Yesterday was a good day for snorkelling at the Ogden Point Breakwater in Victoria, BC. The sun was shining and the iconic artificial structure provided shelter from the cold wind so the surface was calm. The vertical visibility from the surface was about 5 metres, which is typical for this time of year. After some dives I struggle to find even a single decent photo but this was one of my most productive sessions.
This video shows what to expect when you first take a look below the surface.
This one shows a white-spotted anemone. Normally anemones look best when their tentacles are fully extended but I am glad that this specimen had them retracted because it allowed the distinctive white spots of the column to be seen easily.
The video illustrates one of the difficulties of capturing images while snorkelling. The anemone was one of those photographic subjects that was too deep to get a good image of with the camera held at arm’s length from the surface but also too shallow to dive down to. I was able to get close to it for very brief periods by being inverted but kicking to hold myself down was largely futile because the tips of my fins were mostly flapping in the air.

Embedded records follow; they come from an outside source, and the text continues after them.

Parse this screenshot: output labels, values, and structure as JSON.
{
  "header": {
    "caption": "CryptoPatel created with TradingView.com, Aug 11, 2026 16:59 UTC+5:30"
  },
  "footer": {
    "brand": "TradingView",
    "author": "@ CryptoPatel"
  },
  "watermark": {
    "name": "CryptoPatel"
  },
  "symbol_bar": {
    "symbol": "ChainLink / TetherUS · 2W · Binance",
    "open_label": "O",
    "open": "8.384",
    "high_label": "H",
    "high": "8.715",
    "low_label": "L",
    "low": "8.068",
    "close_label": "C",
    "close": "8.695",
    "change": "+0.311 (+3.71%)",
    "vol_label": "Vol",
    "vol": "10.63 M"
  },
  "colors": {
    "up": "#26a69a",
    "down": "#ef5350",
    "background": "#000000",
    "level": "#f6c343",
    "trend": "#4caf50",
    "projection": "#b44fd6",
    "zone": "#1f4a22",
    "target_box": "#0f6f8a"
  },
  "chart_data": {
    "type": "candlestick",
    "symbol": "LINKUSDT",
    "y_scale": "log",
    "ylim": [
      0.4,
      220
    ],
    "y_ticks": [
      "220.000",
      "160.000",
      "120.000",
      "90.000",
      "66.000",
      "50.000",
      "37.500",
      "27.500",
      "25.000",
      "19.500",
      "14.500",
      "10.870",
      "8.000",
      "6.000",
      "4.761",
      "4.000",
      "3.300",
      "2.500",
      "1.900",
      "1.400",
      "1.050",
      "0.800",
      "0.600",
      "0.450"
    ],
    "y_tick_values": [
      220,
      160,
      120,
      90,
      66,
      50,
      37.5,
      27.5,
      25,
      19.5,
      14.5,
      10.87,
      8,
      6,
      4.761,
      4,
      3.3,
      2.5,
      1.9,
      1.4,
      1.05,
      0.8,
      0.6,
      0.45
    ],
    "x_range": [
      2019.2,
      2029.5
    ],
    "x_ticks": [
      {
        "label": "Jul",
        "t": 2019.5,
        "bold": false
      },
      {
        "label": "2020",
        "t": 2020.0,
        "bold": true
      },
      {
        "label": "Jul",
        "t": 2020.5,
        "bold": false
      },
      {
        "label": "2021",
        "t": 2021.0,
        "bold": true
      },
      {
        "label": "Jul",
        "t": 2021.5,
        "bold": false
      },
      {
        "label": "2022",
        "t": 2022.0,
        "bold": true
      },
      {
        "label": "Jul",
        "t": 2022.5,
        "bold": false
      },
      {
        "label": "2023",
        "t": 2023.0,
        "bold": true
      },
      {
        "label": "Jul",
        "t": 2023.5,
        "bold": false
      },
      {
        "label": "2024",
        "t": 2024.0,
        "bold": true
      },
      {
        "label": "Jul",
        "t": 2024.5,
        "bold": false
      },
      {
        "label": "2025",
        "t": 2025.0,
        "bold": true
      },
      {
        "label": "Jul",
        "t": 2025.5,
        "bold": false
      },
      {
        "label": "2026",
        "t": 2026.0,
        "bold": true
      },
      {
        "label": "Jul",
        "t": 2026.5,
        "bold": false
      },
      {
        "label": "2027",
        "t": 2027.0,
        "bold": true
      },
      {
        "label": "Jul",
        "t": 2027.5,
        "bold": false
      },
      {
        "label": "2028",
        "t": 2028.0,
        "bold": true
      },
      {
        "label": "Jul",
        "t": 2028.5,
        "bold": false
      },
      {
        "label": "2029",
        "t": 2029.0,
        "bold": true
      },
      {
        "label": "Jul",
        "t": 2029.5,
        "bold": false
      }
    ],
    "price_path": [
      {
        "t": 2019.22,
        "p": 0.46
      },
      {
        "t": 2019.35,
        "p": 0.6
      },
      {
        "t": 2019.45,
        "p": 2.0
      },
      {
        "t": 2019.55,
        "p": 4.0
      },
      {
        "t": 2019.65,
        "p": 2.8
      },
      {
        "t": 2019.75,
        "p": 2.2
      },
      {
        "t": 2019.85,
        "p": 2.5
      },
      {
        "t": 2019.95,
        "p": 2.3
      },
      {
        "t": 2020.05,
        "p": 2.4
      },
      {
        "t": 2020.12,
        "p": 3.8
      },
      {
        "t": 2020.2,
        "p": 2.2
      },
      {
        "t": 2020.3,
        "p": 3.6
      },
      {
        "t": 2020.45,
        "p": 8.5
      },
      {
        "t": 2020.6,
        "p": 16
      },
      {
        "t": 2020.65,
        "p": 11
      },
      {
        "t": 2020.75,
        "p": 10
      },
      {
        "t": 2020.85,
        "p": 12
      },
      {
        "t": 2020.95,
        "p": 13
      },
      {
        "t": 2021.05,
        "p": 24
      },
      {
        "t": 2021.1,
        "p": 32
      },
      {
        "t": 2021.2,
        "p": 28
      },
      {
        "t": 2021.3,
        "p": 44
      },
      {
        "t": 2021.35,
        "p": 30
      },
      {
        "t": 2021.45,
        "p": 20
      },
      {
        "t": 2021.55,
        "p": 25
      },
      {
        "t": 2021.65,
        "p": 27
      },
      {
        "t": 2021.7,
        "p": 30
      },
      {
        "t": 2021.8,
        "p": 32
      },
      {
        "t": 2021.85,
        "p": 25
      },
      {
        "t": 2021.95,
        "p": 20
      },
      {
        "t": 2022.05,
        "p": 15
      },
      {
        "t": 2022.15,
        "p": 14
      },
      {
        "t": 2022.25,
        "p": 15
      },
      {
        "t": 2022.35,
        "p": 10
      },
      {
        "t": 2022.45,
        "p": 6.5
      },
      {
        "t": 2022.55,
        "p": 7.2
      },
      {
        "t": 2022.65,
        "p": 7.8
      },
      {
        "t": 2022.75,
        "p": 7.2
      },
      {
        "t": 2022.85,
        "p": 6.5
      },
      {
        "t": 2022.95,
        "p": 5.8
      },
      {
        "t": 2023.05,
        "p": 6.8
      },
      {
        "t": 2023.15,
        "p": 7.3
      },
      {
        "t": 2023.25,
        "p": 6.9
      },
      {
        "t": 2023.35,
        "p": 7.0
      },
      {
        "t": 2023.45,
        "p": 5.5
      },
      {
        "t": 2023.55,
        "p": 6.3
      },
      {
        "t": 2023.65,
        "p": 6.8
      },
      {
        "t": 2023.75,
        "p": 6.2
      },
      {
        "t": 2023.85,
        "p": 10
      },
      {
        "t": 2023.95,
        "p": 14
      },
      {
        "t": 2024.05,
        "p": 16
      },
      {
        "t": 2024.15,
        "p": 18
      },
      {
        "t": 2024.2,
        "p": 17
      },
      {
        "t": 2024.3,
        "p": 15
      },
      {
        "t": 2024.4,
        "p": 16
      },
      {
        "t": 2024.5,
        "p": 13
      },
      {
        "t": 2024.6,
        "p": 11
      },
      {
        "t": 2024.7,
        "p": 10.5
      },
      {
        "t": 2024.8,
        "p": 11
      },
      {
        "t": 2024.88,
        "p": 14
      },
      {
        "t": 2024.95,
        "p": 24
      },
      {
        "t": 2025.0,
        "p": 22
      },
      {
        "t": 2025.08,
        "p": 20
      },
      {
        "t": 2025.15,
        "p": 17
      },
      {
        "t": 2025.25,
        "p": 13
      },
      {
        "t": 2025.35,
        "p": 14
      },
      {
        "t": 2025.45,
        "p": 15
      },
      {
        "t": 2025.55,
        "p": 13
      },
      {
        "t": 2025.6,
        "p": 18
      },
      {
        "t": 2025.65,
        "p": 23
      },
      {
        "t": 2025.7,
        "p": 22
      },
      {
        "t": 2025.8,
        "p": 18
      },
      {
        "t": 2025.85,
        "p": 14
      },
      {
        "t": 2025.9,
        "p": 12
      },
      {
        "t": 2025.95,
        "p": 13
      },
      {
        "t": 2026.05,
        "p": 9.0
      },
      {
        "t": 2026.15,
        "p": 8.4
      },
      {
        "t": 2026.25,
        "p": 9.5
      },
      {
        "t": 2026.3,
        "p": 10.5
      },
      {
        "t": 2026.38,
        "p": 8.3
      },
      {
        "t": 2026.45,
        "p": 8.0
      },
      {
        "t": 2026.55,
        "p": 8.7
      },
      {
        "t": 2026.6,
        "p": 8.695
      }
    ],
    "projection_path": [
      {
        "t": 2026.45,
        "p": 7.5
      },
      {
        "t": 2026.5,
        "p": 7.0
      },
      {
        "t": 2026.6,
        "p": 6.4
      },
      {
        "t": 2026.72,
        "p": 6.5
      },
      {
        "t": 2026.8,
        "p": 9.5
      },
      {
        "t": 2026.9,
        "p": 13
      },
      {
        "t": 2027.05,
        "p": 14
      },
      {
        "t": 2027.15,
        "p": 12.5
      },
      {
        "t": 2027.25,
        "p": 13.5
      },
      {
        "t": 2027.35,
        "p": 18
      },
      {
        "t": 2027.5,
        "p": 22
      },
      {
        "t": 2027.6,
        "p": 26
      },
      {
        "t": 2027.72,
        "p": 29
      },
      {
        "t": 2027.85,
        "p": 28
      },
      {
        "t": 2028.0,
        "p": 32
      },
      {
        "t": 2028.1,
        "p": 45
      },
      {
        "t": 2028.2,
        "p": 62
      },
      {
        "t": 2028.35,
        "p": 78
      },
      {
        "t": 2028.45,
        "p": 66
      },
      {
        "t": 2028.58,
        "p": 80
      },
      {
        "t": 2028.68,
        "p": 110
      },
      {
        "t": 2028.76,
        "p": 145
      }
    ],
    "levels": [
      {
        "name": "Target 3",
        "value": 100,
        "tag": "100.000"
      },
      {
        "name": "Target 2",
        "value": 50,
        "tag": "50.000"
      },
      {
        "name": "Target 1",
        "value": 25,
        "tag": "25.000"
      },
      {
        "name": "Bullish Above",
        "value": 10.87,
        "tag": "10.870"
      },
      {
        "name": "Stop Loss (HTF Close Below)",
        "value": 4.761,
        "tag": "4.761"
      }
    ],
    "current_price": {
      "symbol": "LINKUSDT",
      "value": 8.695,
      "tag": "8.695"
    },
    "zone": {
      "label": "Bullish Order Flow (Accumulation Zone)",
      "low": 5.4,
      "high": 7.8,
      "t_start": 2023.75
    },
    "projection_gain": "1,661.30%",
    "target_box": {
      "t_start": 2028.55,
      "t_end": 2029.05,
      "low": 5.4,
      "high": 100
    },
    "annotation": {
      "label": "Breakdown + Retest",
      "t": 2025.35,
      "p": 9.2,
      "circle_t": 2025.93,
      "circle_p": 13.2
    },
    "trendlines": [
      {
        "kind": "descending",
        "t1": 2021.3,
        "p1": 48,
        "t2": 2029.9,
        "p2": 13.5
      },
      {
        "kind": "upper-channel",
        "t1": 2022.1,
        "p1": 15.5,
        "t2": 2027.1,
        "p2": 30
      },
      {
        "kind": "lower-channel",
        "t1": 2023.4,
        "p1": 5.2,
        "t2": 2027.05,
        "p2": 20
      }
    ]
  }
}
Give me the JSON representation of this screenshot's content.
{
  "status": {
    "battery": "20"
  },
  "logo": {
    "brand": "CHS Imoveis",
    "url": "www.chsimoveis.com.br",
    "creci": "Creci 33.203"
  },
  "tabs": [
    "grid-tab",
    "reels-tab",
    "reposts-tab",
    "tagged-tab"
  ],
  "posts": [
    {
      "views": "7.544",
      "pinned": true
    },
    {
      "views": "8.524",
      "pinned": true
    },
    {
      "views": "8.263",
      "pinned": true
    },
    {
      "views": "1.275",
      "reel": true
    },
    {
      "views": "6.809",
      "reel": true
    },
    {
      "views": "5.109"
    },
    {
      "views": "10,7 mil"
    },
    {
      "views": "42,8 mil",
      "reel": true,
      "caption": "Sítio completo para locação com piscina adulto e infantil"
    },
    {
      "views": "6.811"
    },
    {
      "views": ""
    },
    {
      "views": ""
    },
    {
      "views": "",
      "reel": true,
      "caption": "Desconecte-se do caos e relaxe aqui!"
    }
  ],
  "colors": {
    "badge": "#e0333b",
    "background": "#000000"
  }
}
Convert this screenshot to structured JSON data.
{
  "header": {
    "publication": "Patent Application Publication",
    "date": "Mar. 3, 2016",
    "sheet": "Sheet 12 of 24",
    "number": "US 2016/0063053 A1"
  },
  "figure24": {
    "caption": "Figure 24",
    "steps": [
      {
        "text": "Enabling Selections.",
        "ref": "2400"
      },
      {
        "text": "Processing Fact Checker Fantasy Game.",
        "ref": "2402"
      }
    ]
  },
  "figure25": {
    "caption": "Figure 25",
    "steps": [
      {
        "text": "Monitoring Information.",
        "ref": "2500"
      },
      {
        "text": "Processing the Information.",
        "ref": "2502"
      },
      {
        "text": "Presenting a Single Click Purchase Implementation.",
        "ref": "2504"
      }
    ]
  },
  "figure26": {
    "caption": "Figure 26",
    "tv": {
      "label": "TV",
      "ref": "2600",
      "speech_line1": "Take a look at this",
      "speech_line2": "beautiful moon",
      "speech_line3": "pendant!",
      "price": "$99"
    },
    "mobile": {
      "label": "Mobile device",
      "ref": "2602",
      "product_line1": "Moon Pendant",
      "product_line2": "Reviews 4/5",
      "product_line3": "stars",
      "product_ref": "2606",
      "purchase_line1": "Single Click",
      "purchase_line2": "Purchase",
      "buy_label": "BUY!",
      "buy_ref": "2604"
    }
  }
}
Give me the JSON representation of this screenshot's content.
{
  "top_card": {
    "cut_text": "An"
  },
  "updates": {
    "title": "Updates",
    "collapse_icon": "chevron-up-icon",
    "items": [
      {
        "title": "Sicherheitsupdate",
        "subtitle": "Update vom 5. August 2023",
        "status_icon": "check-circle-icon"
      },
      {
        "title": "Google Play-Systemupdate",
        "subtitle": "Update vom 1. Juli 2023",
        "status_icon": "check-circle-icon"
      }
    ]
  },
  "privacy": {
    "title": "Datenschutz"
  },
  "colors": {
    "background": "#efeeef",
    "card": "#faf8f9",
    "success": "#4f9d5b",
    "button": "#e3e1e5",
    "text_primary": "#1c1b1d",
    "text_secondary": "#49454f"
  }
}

In contrast, both this six-armed star and the chiton were less than 1 metre below the surface.
When people ask “Did you see any fish?” my answer is usually “Yes.” with this being a typical example. Some more solitary fish like “ling cod” are larger but are also common at the breakwater. Within the next few months I expect to see some very large schools of “bait fish”.
One of the things that makes the Ogden Point Breakwater such a good place to see marine life is the way it was built with large stone blocks that have gaps between them. Those spaces are the best places to look for life because the shelter they provide makes them a safer habitat for many creatures. A common routine for exploring the breakwater is to simply swim along and peek into every crevice you find.
The small fish in this video is taking the need for shelter one step further by hiding between urchins that are themselves living in a gap between blocks.
This video shows a nudibranch. The suborder is Doridina but I am not going to identify it more specifically than that. Whenever I upload a photo of a dorid nudibranch to iNaturalist it seems that someone who knows more than I do comes along and explains why the species is something similar to but different from what I thought it was so I change my identification to what that person says. Then someone else, apparently equally qualified, comes along and says that my original identification was correct. They also explain their reasoning. Since I am in no way qualified to side with one or the other in such situations, I just don’t bother any more.
I am pretty confident that this one is a blood star. It feeds primarily on sponges.
The blood star in this video is not solid orange like the previous one but the white area at the centre does not include the entire disk the way the one in my previous blog post does.
What looks like a branching pale violet plant is a locally common hydrocoral. It is present in most of these videos. This one just happens to give a good view of its segments at the very end when the video stops.
This video gives a better view of hydrocoral in general.
My best guess is that this is a fish-eating anemone but it would be easier to ID with a better side view of the column.
This video just shows multiple species living close together.
I originally described this as a case of a sponge living on the back of a hermit crab in a mutually beneficial relationship. Then my friend Sara, author of Snorkelling Adventures Around Vancouver Island and the Gulf Islands: The Ultimate Guide, pointed out that is a much less common baby Puget Sound king crab.